Mathematica's performance is hard to predict, even more so than that of other high-level languages. There is no simple guideline you can follow. There will always be surprises and the behaviour will change from one version to the next.

Some insight into why Transpose is faster here:

On my machine (macOS / M12.1) Timing reports the lowest numbers for Part, not for Transpose. However, RepeatedTiming (which is based on AbsoluteTiming) reports a lower number for Transpose.

In[16]:= test1[[All, 1]]; // Timing
Out[16]= {1.32521, Null}

In[17]:= test1[[All, 1]]; // RepeatedTiming
Out[17]= {1.41, Null}

In[18]:= First[Transpose[test1]]; // Timing
Out[18]= {2.08334, Null}

In[19]:= First[Transpose[test1]]; // RepeatedTiming
Out[19]= {0.80, Null}


Typically, this is an indication that some operations are done in parallel. Timing measures the total time spent by each CPU core, while AbsoluteTiming measures wall time.

A quick look at the CPU monitor confirms that indeed, Part is single threaded (I see 100%) while Transpose is multi-threaded (I see ~250%).

This explains the difference.

• Oh. Thank you.
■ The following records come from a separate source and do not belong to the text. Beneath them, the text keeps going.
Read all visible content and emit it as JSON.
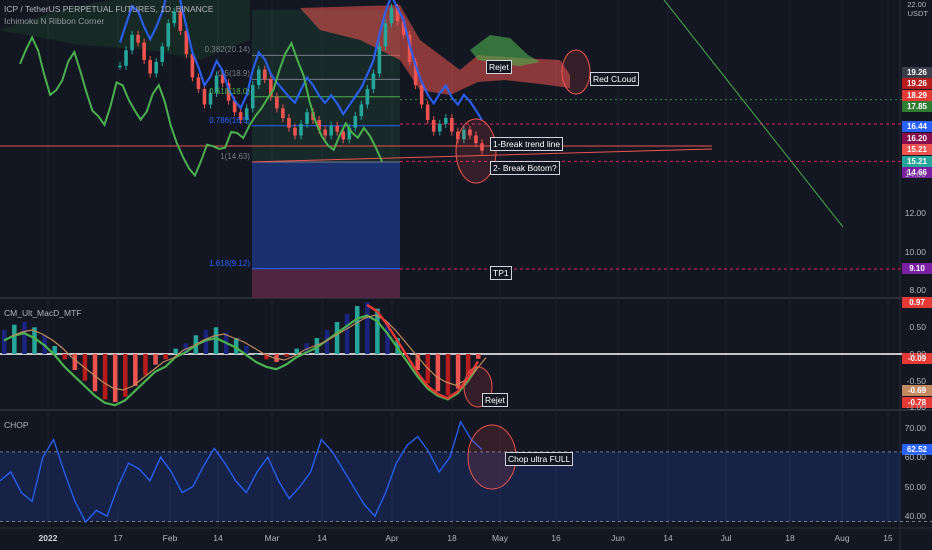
{
  "header": {
    "symbol": "ICP / TetherUS PERPETUAL FUTURES, 1D, BINANCE",
    "indicator": "Ichimoku N Ribbon Corner",
    "currency": "USDT"
  },
  "panes": {
    "macd_label": "CM_Ult_MacD_MTF",
    "chop_label": "CHOP"
  },
  "annotations": {
    "rejet1": "Rejet",
    "red_cloud": "Red CLoud",
    "break_trend": "1-Break trend line",
    "break_bottom": "2- Break Botom?",
    "tp1": "TP1",
    "rejet2": "Rejet",
    "chop_full": "Chop ultra FULL"
  },
  "fib_levels": [
    {
      "label": "0.382(20.14)",
      "value": 20.14
    },
    {
      "label": "0.5(18.9)",
      "value": 18.9
    },
    {
      "label": "0.618(18.0)",
      "value": 18.0
    },
    {
      "label": "0.786(16.5)",
      "value": 16.5
    },
    {
      "label": "1(14.63)",
      "value": 14.63
    },
    {
      "label": "1.618(9.12)",
      "value": 9.12
    }
  ],
  "price_axis": {
    "ticks": [
      "14.00",
      "12.00",
      "10.00",
      "8.00"
    ],
    "top_tick": "22.00",
    "tags": [
      {
        "text": "19.26",
        "bg": "#3a3e4a",
        "value": 19.26
      },
      {
        "text": "19.26",
        "bg": "#b71c1c",
        "value": 18.95
      },
      {
        "text": "18.29",
        "bg": "#e53935",
        "value": 18.29
      },
      {
        "text": "17.85",
        "bg": "#2e7d32",
        "value": 17.85
      },
      {
        "text": "16.44",
        "bg": "#2962ff",
        "value": 16.44
      },
      {
        "text": "16.20",
        "bg": "#880e4f",
        "value": 16.2
      },
      {
        "text": "15.21",
        "bg": "#ef5350",
        "value": 15.52
      },
      {
        "text": "15.21",
        "bg": "#26a69a",
        "value": 15.0
      },
      {
        "text": "14.66",
        "bg": "#7b1fa2",
        "value": 14.66
      },
      {
        "text": "9.10",
        "bg": "#7b1fa2",
        "value": 9.1
      }
    ]
  },
  "macd_axis": {
    "ticks": [
      "0.50",
      "0.00",
      "-0.50",
      "-1.00"
    ],
    "tags": [
      {
        "text": "0.97",
        "bg": "#e53935",
        "value": 0.97
      },
      {
        "text": "-0.09",
        "bg": "#e53935",
        "value": -0.09
      },
      {
        "text": "-0.69",
        "bg": "#c28a5e",
        "value": -0.69
      },
      {
        "text": "-0.78",
        "bg": "#e53935",
        "value": -0.78
      }
    ]
  },
  "chop_axis": {
    "ticks": [
      "70.00",
      "60.00",
      "50.00",
      "40.00"
    ],
    "tags": [
      {
        "text": "62.52",
        "bg": "#2962ff",
        "value": 62.52
      }
    ]
  },
  "date_axis": [
    "2022",
    "17",
    "Feb",
    "14",
    "Mar",
    "14",
    "Apr",
    "18",
    "May",
    "16",
    "Jun",
    "14",
    "Jul",
    "18",
    "Aug",
    "15"
  ],
  "chart_data": {
    "type": "line",
    "title": "ICP / TetherUS PERPETUAL FUTURES, 1D, BINANCE",
    "price_range": [
      7.6,
      23.0
    ],
    "close": [
      19.6,
      20.4,
      21.2,
      20.8,
      19.9,
      19.2,
      19.8,
      20.6,
      21.8,
      22.4,
      21.4,
      20.2,
      19.0,
      18.4,
      17.6,
      18.2,
      19.1,
      18.7,
      17.8,
      17.2,
      16.8,
      17.4,
      18.6,
      19.4,
      18.9,
      18.0,
      17.4,
      16.9,
      16.4,
      16.0,
      16.6,
      17.2,
      16.8,
      16.3,
      16.0,
      16.5,
      16.2,
      15.8,
      16.4,
      17.0,
      17.6,
      18.4,
      19.2,
      20.6,
      21.8,
      22.6,
      21.9,
      21.2,
      19.8,
      18.6,
      17.6,
      16.8,
      16.2,
      16.6,
      16.9,
      16.2,
      15.8,
      16.3,
      16.0,
      15.6,
      15.21
    ],
    "macd_hist": [
      0.45,
      0.55,
      0.6,
      0.5,
      0.35,
      0.15,
      -0.1,
      -0.3,
      -0.5,
      -0.7,
      -0.85,
      -0.9,
      -0.8,
      -0.6,
      -0.4,
      -0.2,
      -0.1,
      0.1,
      0.2,
      0.35,
      0.45,
      0.5,
      0.4,
      0.3,
      0.15,
      0.0,
      -0.1,
      -0.15,
      -0.05,
      0.1,
      0.2,
      0.3,
      0.45,
      0.6,
      0.75,
      0.9,
      0.97,
      0.85,
      0.6,
      0.3,
      0.0,
      -0.3,
      -0.55,
      -0.7,
      -0.78,
      -0.65,
      -0.4,
      -0.09
    ],
    "chop": [
      52,
      55,
      48,
      45,
      60,
      66,
      55,
      45,
      38,
      42,
      40,
      50,
      58,
      56,
      52,
      60,
      55,
      48,
      50,
      57,
      63,
      58,
      52,
      48,
      55,
      60,
      52,
      46,
      50,
      55,
      66,
      62,
      56,
      50,
      44,
      40,
      48,
      58,
      64,
      67,
      62,
      55,
      60,
      72,
      66,
      62.52
    ],
    "chop_range": [
      36,
      76
    ],
    "macd_range": [
      -1.05,
      1.05
    ]
  }
}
I forget about the multi-threaded too. Commented Oct 29, 2020 at 13:08
• Whether Part should or shouldn't be multithreaded—that's debatable. I disabled multithreading and benchmarked this again, and on my machine at least, and with this specific size of array, Transpose is still very slightly faster than Part. Commented Oct 29, 2020 at 14:34
• @NamNguyen I don't know the state of the art of Transpose at Wolfram, but transposing tensors is a highly researched and important operation. Solutions exist that take account of the available cores and cache. In a large-memory problem, memory management is likely to be a major factor. On an Intel machine, Transpose probably calls the MKL routine mkl_?imatcopy. As Szabolcs said, though, these things change over time Commented Oct 29, 2020 at 15:08
• Thank you very much @MichaelE2. Commented Oct 29, 2020 at 15:32
• I also prefer using Range over Table. The only reason I use Table is for this: Table[x, {4}], because I didn't know another function to generate a list of Symbol like this. Commented Oct 31, 2020 at 22:25

This is another observation, that sometimes in Mathematica, combining 2 functions is faster than using 1 function.

Jon McLoone " 10 Tips for Writing Fast Mathematica Code " has proposed that "Using fewer function will speed up". But not all the case, I think.

Do a simple test: Using a function inside a Table to generate list.

In[11]:= a1 = Table[Power[i, 2], {i, 10^7}]; // AbsoluteTiming

Out[11]= {0.238681, Null}


Using Range first, and then put it in a functions .

In[12]:= a2 = Power[Range[10^7], 2]; // AbsoluteTiming

Out[12]= {0.0703124, Null}


Both are PackedArray.

In[16]:= DeveloperPackedArrayQ /@ {a1, a2}

Out[16]= {True, True}


Maybe, Part, and Table are the big function? So they need to check something before doing the computational code? And Range, and Transpose is faster, because they are just doing one simple thing with less overhead?

Conclusions

• Don't use Table[f,{i,iMax}]
• But use f[Range[iMax]]

here is the performance proof:

testTable[n_] := AbsoluteTiming[Table[Power[i, 2], {i, 10^n}];]
testRange[n_] := AbsoluteTiming[Power[Range[10^n]];]

nList = {4, 5, 6, 7, 8};

t1 = First@testTable[#] & /@ nList;
t2 = First@testRange[#] & /@ nList;

ListLinePlot[{Transpose[{nList, t1}], Transpose[{nList, t2}]},
PlotLegends -> {"Table", "Range"}, Mesh -> All]


• Yes, basically use vectorization whenever you can. Commented Nov 1, 2020 at 17:49